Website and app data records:
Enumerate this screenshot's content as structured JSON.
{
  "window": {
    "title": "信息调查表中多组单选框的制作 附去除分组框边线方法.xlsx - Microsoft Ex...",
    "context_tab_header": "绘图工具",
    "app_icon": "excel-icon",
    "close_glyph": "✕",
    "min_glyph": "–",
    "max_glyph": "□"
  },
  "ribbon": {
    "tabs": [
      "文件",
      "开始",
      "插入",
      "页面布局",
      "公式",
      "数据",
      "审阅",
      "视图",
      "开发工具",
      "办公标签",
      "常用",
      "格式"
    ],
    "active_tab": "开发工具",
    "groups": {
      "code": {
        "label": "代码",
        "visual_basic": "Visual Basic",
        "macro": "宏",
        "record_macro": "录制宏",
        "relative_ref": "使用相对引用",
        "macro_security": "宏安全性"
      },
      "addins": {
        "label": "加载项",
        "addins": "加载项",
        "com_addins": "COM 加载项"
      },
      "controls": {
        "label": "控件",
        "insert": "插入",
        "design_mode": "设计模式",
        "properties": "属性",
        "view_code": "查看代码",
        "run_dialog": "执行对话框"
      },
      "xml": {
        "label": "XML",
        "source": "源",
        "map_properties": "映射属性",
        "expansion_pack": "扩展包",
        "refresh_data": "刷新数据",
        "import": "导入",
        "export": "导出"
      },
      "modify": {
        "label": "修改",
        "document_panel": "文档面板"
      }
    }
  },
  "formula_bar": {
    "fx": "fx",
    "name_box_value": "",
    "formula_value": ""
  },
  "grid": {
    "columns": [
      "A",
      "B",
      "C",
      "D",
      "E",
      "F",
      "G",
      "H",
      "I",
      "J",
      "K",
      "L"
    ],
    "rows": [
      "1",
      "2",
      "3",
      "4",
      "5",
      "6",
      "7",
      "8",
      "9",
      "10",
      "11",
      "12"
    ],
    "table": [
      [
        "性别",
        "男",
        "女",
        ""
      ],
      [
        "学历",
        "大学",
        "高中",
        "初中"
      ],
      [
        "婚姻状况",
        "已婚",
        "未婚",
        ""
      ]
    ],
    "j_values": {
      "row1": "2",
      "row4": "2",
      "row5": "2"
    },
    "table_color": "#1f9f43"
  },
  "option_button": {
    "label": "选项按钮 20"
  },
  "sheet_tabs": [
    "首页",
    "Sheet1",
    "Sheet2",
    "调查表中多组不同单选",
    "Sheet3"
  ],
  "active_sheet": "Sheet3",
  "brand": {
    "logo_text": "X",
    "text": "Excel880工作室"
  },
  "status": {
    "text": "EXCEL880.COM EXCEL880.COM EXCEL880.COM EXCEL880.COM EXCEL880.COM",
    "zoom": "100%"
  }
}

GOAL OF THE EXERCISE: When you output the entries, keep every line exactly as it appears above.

OUTPUT FOR THIS TASK:
Enumerate this screenshot's content as structured JSON.
{
  "window": {
    "title": "信息调查表中多组单选框的制作 附去除分组框边线方法.xlsx - Microsoft Ex...",
    "context_tab_header": "绘图工具",
    "app_icon": "excel-icon",
    "close_glyph": "✕",
    "min_glyph": "–",
    "max_glyph": "□"
  },
  "ribbon": {
    "tabs": [
      "文件",
      "开始",
      "插入",
      "页面布局",
      "公式",
      "数据",
      "审阅",
      "视图",
      "开发工具",
      "办公标签",
      "常用",
      "格式"
    ],
    "active_tab": "开发工具",
    "groups": {
      "code": {
        "label": "代码",
        "visual_basic": "Visual Basic",
        "macro": "宏",
        "record_macro": "录制宏",
        "relative_ref": "使用相对引用",
        "macro_security": "宏安全性"
      },
      "addins": {
        "label": "加载项",
        "addins": "加载项",
        "com_addins": "COM 加载项"
      },
      "controls": {
        "label": "控件",
        "insert": "插入",
        "design_mode": "设计模式",
        "properties": "属性",
        "view_code": "查看代码",
        "run_dialog": "执行对话框"
      },
      "xml": {
        "label": "XML",
        "source": "源",
        "map_properties": "映射属性",
        "expansion_pack": "扩展包",
        "refresh_data": "刷新数据",
        "import": "导入",
        "export": "导出"
      },
      "modify": {
        "label": "修改",
        "document_panel": "文档面板"
      }
    }
  },
  "formula_bar": {
    "fx": "fx",
    "name_box_value": "",
    "formula_value": ""
  },
  "grid": {
    "columns": [
      "A",
      "B",
      "C",
      "D",
      "E",
      "F",
      "G",
      "H",
      "I",
      "J",
      "K",
      "L"
    ],
    "rows": [
      "1",
      "2",
      "3",
      "4",
      "5",
      "6",
      "7",
      "8",
      "9",
      "10",
      "11",
      "12"
    ],
    "table": [
      [
        "性别",
        "男",
        "女",
        ""
      ],
      [
        "学历",
        "大学",
        "高中",
        "初中"
      ],
      [
        "婚姻状况",
        "已婚",
        "未婚",
        ""
      ]
    ],
    "j_values": {
      "row1": "2",
      "row4": "2",
      "row5": "2"
    },
    "table_color": "#1f9f43"
  },
  "option_button": {
    "label": "选项按钮 20"
  },
  "sheet_tabs": [
    "首页",
    "Sheet1",
    "Sheet2",
    "调查表中多组不同单选",
    "Sheet3"
  ],
  "active_sheet": "Sheet3",
  "brand": {
    "logo_text": "X",
    "text": "Excel880工作室"
  },
  "status": {
    "text": "EXCEL880.COM EXCEL880.COM EXCEL880.COM EXCEL880.COM EXCEL880.COM",
    "zoom": "100%"
  }
}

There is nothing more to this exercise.